→ **Problem**
Find the string "value" in the records and copy each line where it occurs.

→ **Data under study**
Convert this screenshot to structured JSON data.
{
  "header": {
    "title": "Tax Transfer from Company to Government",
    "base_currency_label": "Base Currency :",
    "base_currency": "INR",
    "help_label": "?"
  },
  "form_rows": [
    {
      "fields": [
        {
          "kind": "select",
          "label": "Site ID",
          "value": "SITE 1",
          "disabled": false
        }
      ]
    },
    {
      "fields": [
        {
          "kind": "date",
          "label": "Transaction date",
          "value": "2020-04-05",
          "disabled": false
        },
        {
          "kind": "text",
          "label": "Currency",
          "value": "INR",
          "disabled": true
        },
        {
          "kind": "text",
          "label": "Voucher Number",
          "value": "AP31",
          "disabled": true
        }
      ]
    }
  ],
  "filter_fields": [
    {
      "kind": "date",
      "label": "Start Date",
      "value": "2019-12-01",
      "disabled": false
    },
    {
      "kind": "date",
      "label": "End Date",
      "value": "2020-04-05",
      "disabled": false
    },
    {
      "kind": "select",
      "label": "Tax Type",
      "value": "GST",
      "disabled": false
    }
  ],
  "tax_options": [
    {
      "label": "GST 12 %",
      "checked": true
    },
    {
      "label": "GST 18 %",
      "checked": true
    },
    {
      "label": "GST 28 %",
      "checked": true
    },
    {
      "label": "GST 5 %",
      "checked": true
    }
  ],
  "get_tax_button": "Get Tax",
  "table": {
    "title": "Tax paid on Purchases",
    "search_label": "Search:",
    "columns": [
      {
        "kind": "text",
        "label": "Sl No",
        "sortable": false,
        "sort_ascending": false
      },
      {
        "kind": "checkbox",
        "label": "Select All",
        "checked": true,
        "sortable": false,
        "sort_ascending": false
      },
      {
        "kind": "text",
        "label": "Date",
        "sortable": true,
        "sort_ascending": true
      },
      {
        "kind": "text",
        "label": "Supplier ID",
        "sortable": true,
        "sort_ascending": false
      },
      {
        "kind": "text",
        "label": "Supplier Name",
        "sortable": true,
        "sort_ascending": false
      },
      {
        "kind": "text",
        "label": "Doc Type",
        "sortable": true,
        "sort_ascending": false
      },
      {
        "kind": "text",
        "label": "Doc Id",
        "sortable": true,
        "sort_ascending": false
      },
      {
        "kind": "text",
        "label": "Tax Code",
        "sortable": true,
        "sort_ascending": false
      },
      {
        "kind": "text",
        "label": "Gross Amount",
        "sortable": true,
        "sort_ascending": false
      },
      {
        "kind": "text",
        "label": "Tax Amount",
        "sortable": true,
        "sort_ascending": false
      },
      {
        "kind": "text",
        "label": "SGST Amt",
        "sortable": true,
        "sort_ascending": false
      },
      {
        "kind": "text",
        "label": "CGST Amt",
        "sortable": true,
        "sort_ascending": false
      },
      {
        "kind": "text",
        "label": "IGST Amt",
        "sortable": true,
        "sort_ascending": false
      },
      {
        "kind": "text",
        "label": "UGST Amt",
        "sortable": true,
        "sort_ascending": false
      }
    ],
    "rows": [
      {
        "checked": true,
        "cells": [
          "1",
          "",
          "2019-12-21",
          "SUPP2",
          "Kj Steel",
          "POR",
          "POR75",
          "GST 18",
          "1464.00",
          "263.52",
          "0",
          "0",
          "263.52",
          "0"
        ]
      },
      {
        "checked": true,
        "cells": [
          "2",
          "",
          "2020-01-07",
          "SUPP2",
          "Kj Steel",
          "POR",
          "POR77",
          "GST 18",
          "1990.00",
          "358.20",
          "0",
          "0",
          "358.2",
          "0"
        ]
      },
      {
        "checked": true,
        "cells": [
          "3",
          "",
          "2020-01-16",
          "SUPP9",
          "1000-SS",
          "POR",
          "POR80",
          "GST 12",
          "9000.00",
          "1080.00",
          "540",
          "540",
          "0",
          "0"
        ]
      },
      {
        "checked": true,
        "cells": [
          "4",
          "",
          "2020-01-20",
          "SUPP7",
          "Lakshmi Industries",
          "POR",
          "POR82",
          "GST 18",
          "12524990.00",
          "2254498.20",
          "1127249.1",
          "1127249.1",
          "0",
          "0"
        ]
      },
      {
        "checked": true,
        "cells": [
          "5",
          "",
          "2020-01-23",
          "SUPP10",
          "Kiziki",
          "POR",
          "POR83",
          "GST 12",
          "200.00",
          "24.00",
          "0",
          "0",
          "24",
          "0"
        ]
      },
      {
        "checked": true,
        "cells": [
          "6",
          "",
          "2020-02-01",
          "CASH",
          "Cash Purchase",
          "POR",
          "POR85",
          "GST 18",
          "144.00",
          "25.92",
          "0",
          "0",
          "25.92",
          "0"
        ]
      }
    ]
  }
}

→ **Written response**
          "value": "SITE 1",
          "value": "2020-04-05",
          "value": "INR",
          "value": "AP31",
      "value": "2019-12-01",
      "value": "2020-04-05",
      "value": "GST",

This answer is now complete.